An Iranian refugee has described as shameful a federal government push to return failed asylum seekers to their home country.
Babak, 38, said moves by the new Rudd leadership to deter boat arrivals and to talk to Iran and the UNHCR about repatriation are using persecuted people for political ends.
Foreign Minister Bob Carr told the ABC on Monday that some Iranian boat people were middle-class economic migrants.
But Babak (not his real name), said that like himself, 99 per cent of Iranian boat people are fleeing political persecution.
He said it was ”shameful” for leaders to preach human rights internationally then consider ”stopping the boats” to solve their problems of processing asylum seekers with Indonesia and to try to win votes at home.
He would like Mr Rudd to live in Iran – ”a tyrannic country without democracy” – for a month. Such a trip would be without Babak, who believes he would be jailed or hurt because he is a dissenter.
Babak, who is from Iran’s Kurdish minority, flew out on false papers in late 2009 after being clubbed in the back and filmed by Supreme Leader Ali Khamenei’s soldiers while taking part in a pro-democracy demonstration in Tehran.
Babak evaded arrest, but having been identified on film, he hid at friends’ homes for three months. After the demonstration ”some people were arrested, some people were killed; some people even now they are in jail”.
Babak fled to Indonesia and, in January 2010, sailed from the island of Flores to Ashmore Reef where he was picked up by Australian authorities.
Babak spent two years in detention on Christmas Island and at Villawood in Sydney, then lived in community detention in Perth, Adelaide and Sydney but was unable to find permanent work.
He is currently on a one-month bridging visa and fears, with the new federal government line-up’s apparently less generous mood towards asylum seekers, that he won’t be allowed to stay much longer. ”If I go back, the government of Iran hasn’t changed. The Supreme Leader of Iran is Khamenei, and I protested against them, and I [am from the] Kurdish minority.

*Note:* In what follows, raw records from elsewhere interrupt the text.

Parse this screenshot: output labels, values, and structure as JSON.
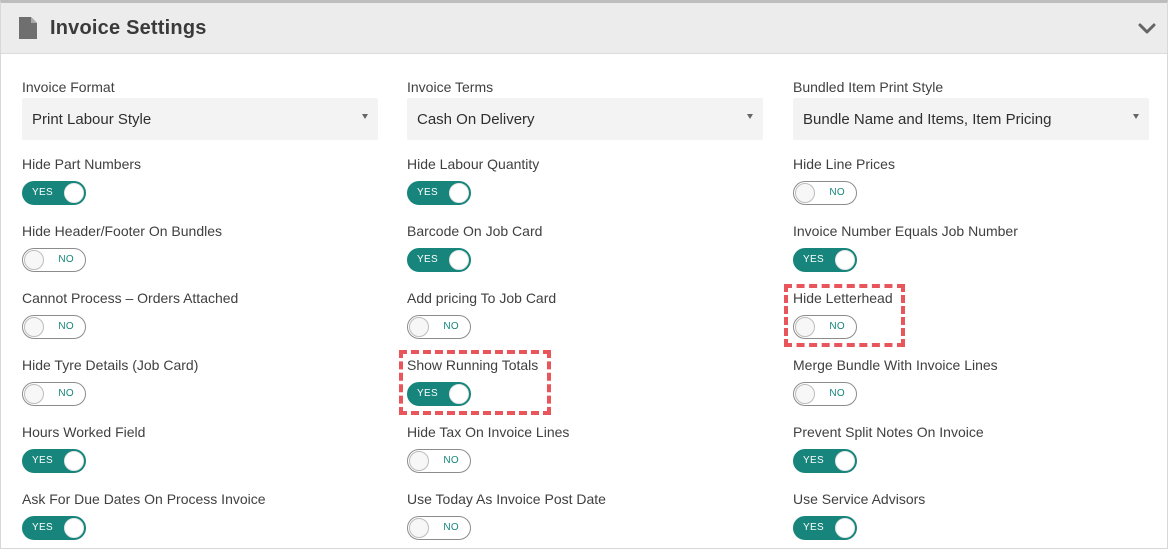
{
  "panel": {
    "title": "Invoice Settings",
    "icons": {
      "title_icon": "document-icon",
      "collapse_icon": "chevron-down-icon"
    }
  },
  "colors": {
    "toggle_on": "#17857b",
    "highlight": "#e8555b"
  },
  "selects": [
    {
      "label": "Invoice Format",
      "value": "Print Labour Style"
    },
    {
      "label": "Invoice Terms",
      "value": "Cash On Delivery"
    },
    {
      "label": "Bundled Item Print Style",
      "value": "Bundle Name and Items, Item Pricing"
    }
  ],
  "toggles": [
    {
      "label": "Hide Part Numbers",
      "state": "YES"
    },
    {
      "label": "Hide Labour Quantity",
      "state": "YES"
    },
    {
      "label": "Hide Line Prices",
      "state": "NO"
    },
    {
      "label": "Hide Header/Footer On Bundles",
      "state": "NO"
    },
    {
      "label": "Barcode On Job Card",
      "state": "YES"
    },
    {
      "label": "Invoice Number Equals Job Number",
      "state": "YES"
    },
    {
      "label": "Cannot Process – Orders Attached",
      "state": "NO"
    },
    {
      "label": "Add pricing To Job Card",
      "state": "NO"
    },
    {
      "label": "Hide Letterhead",
      "state": "NO"
    },
    {
      "label": "Hide Tyre Details (Job Card)",
      "state": "NO"
    },
    {
      "label": "Show Running Totals",
      "state": "YES"
    },
    {
      "label": "Merge Bundle With Invoice Lines",
      "state": "NO"
    },
    {
      "label": "Hours Worked Field",
      "state": "YES"
    },
    {
      "label": "Hide Tax On Invoice Lines",
      "state": "NO"
    },
    {
      "label": "Prevent Split Notes On Invoice",
      "state": "YES"
    },
    {
      "label": "Ask For Due Dates On Process Invoice",
      "state": "YES"
    },
    {
      "label": "Use Today As Invoice Post Date",
      "state": "NO"
    },
    {
      "label": "Use Service Advisors",
      "state": "YES"
    }
  ],
  "highlights": [
    "Hide Letterhead",
    "Show Running Totals"
  ]
}
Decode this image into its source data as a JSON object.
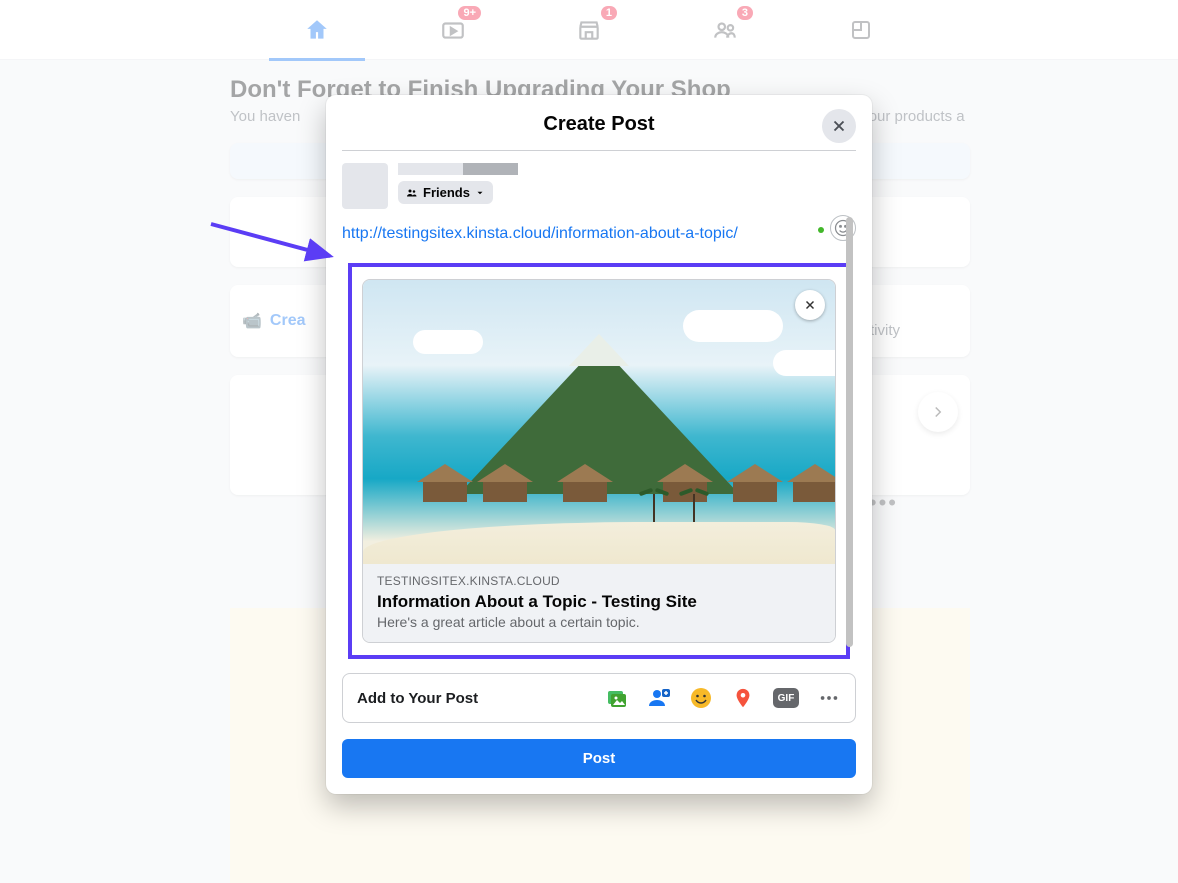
{
  "nav": {
    "badges": {
      "watch": "9+",
      "market": "1",
      "groups": "3"
    }
  },
  "feed": {
    "shop_title": "Don't Forget to Finish Upgrading Your Shop",
    "shop_sub_left": "You haven",
    "shop_sub_right": "e your products a",
    "activity_fragment": "tivity",
    "create_fragment": "Crea"
  },
  "modal": {
    "title": "Create Post",
    "audience_label": "Friends",
    "url": "http://testingsitex.kinsta.cloud/information-about-a-topic/",
    "link_preview": {
      "domain": "TESTINGSITEX.KINSTA.CLOUD",
      "title": "Information About a Topic - Testing Site",
      "description": "Here's a great article about a certain topic."
    },
    "add_label": "Add to Your Post",
    "add_icons": {
      "photo": "photo-video-icon",
      "tag": "tag-people-icon",
      "emoji": "feeling-icon",
      "location": "location-icon",
      "gif": "GIF",
      "more": "more-icon"
    },
    "post_label": "Post"
  }
}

I fear [for] my life.”
Not qualified for social security, he is being fed by the Asylum Seeker Resource Centre in West Melbourne and staying with a volunteer.
He had no reason to leave Iran for economic reasons; he had a respectable retail job in western Iran and has a large, loving family.
”I’ve never met two nieces and a nephew that have been born since I left,” he says. ”If I didn’t have any problem in Iran, I’d be really desperate to go back to meet them.”